[[ Recorded data open ]]

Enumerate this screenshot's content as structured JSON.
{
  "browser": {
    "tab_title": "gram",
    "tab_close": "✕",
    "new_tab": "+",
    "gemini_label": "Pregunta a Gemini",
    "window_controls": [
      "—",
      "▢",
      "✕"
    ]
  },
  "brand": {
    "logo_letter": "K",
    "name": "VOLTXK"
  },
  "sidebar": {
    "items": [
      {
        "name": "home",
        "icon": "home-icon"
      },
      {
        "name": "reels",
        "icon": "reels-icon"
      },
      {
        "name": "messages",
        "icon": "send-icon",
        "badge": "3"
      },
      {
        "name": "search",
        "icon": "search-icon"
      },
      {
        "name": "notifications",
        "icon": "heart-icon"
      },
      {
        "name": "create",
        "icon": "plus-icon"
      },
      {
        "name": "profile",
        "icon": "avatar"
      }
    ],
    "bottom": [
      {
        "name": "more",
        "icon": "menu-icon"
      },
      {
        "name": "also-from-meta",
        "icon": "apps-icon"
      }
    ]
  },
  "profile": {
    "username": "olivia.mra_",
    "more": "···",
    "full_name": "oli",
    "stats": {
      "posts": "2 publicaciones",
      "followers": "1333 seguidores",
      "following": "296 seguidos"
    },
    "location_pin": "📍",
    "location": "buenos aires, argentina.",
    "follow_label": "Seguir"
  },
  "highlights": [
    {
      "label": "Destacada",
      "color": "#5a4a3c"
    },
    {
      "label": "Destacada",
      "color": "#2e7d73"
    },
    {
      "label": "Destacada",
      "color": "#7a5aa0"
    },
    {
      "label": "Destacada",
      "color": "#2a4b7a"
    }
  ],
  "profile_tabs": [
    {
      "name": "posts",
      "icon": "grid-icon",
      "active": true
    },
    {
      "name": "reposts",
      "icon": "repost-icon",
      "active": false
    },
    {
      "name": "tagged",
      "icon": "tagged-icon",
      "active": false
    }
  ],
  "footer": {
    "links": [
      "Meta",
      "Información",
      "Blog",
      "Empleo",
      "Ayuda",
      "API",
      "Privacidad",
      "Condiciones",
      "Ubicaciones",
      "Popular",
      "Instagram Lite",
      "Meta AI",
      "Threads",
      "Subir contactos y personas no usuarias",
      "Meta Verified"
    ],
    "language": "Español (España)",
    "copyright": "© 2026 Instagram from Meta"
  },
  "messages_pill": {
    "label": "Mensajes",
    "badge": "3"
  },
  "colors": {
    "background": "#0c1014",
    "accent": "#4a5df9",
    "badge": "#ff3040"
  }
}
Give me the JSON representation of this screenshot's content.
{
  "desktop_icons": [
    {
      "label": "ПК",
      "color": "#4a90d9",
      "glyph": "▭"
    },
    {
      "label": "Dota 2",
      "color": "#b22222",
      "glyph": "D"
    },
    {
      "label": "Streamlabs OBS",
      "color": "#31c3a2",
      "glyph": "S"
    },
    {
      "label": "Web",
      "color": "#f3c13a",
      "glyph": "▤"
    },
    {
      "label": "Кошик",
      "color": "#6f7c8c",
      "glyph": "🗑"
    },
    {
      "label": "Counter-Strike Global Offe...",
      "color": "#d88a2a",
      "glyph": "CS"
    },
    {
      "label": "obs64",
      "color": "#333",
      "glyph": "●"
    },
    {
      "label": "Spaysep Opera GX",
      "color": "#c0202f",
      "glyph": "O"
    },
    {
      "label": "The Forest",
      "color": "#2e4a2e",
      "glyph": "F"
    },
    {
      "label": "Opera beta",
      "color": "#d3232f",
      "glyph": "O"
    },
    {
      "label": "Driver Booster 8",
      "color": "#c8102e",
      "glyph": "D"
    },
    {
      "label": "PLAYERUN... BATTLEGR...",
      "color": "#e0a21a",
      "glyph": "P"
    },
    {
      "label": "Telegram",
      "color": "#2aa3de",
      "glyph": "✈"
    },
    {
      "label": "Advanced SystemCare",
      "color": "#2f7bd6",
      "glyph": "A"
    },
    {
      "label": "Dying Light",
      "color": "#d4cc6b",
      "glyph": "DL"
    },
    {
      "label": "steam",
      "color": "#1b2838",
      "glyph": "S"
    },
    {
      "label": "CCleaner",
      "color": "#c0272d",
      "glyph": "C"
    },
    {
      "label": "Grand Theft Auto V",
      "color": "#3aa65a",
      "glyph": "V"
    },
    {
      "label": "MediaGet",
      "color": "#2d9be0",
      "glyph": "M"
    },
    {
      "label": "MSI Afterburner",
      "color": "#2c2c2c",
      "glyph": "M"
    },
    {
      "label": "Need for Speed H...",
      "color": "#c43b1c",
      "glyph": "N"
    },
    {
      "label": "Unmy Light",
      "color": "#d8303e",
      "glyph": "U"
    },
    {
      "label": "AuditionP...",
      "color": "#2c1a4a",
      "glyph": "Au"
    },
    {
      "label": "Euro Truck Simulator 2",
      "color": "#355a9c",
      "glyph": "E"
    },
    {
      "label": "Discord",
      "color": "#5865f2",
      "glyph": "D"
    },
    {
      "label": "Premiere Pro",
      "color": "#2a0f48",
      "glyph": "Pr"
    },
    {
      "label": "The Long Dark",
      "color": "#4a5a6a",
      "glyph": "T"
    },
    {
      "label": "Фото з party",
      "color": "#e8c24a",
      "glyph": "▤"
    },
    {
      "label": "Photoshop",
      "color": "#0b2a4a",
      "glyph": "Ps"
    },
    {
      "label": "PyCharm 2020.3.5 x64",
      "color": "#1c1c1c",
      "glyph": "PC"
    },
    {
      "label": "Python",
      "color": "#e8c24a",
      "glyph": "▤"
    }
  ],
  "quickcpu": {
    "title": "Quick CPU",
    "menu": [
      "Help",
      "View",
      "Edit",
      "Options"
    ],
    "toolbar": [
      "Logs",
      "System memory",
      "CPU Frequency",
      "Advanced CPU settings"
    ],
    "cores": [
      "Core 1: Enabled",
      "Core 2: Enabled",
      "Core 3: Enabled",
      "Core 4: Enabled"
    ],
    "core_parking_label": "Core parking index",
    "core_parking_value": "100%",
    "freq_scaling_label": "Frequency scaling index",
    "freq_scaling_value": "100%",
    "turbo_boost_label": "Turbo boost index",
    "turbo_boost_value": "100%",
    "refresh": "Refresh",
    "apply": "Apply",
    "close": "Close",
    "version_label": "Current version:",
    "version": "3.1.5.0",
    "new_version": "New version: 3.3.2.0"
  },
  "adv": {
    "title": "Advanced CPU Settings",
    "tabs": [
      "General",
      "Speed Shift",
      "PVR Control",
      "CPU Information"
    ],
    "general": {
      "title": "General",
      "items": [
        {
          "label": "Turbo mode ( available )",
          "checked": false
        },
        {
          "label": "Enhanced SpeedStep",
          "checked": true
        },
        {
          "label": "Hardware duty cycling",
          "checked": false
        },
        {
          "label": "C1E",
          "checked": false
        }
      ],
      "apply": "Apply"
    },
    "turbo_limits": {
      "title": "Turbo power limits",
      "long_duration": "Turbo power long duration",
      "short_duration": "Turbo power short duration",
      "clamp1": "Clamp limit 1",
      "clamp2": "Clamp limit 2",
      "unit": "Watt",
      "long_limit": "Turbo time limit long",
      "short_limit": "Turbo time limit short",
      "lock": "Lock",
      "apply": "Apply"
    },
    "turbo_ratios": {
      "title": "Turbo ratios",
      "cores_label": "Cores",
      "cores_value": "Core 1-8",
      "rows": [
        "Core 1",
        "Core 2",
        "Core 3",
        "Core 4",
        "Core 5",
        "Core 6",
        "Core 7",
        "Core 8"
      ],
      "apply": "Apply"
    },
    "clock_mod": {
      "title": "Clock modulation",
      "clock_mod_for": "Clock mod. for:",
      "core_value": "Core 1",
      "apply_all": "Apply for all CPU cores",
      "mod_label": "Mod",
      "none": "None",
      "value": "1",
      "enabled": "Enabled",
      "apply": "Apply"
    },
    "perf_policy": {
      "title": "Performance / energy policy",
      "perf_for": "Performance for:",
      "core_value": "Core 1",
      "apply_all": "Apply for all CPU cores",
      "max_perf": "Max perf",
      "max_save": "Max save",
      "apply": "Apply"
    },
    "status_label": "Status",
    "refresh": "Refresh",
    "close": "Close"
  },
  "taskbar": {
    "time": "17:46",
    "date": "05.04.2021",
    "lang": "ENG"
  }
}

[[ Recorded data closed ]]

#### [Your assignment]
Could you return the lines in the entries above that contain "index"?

#### [Completed exercise]
    "core_parking_label": "Core parking index",
    "freq_scaling_label": "Frequency scaling index",
    "turbo_boost_label": "Turbo boost index",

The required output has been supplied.